Air pollution comes from many different sources. Some sources are natural such as windblown dust and smoke from wildfires. Other sources are man-made such as emissions from factories, power plants, automobiles, construction equipment, small businesses (I.E. print shops, autobody shops, gas stations, dry cleaners, etc.) and open burning. These air pollutants can be solids, liquids, or gases. Air pollution can cause adverse health effects in humans and animals, influence climate change, and damage our environment.
Although we may not have control over natural sources of air pollution, we do have control over man-made sources. Federal, state and local regulatory agencies create air quality regulations requiring the reduction of pollutants but regulations can only do so much. It is also up to individuals to understand how the decisions that they make everyday can contribute to air pollution. Once we understand how we contribute to the problem, we can effectively work to help solve it. Examples of choices we can make every day could include:
Businesses can continue to reduce air pollutants by complying with established regulations, and implementing pollution prevention practices to reduce emissions and save money. Pollution Prevention is the reduction or elimination of pollution at its source, instead of treating pollution after it has been generated (examples: air filters, air scrubbers). Businesses around the world have benefited from reducing pollution at the source. These benefits include less regulation, reduced operational costs, and less liability associated with the generation of pollution.

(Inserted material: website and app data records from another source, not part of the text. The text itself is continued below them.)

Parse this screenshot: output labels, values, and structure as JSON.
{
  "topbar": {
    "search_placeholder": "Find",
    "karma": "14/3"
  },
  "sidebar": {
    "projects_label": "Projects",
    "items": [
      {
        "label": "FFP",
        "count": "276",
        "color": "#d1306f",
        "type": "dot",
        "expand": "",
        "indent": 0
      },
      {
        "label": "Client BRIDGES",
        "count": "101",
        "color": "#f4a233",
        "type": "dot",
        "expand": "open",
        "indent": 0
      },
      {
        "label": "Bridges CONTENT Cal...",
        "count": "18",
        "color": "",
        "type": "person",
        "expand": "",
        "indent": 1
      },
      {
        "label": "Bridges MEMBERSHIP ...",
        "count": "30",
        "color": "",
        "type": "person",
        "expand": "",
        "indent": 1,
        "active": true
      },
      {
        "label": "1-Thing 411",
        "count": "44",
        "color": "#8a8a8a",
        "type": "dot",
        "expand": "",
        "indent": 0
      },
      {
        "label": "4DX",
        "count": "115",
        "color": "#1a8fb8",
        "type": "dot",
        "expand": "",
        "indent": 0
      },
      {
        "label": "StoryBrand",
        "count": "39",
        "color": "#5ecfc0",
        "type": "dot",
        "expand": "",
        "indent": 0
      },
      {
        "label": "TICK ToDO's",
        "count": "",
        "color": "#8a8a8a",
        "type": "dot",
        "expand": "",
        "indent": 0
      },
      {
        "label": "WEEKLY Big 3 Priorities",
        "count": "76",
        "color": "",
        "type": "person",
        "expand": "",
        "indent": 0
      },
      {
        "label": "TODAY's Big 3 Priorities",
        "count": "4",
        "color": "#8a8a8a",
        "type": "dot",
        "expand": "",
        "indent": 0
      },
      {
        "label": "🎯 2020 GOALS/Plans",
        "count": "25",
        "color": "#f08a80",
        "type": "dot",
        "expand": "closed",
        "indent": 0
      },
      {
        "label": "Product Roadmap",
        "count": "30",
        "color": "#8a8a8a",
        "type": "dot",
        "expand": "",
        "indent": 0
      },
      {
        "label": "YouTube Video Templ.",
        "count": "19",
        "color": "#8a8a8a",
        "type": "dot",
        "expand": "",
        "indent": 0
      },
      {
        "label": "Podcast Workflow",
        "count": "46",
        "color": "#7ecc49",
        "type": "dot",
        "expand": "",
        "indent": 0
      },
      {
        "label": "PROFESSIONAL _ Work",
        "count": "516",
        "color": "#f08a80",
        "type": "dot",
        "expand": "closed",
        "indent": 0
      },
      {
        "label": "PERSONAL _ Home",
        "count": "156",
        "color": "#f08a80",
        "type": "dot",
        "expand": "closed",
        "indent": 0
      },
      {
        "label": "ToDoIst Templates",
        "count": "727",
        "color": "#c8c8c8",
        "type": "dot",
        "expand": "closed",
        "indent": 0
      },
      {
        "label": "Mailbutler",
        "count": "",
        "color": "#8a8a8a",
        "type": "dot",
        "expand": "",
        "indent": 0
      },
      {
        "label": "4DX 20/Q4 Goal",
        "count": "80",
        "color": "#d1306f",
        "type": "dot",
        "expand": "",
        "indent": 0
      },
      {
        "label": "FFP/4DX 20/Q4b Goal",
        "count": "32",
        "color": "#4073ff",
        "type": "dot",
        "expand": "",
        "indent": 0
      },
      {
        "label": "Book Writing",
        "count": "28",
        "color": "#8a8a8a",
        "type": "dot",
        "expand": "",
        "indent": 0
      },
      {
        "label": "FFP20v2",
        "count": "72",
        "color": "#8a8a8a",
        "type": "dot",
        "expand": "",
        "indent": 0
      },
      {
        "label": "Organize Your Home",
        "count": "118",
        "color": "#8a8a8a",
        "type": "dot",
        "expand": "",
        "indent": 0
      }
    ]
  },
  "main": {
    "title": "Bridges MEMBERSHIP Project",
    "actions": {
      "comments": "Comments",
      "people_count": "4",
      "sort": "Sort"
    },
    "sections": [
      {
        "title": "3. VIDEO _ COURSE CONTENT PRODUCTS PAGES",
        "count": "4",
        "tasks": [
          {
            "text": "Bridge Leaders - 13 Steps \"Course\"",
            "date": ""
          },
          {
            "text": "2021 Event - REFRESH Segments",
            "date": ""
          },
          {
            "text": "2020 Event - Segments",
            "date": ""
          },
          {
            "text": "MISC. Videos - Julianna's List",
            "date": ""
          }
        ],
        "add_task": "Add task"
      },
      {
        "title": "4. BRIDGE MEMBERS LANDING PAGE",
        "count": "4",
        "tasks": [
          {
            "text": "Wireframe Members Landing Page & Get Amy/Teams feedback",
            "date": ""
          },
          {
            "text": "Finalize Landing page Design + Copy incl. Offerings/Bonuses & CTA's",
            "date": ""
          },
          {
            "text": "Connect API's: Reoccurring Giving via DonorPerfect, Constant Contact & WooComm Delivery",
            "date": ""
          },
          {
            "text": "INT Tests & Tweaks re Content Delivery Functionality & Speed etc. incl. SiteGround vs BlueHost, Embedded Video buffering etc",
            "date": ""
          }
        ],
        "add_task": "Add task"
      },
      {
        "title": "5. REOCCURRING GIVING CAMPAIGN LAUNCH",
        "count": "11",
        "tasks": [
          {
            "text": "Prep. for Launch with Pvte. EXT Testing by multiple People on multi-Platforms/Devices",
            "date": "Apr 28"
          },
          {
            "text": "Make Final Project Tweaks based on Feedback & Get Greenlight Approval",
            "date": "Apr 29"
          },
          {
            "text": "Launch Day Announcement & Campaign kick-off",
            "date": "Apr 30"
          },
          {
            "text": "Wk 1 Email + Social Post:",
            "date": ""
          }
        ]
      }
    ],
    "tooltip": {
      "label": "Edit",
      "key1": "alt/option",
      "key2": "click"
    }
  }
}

Please see our Sources page for more detailed information on the different sources that can produce air pollutants.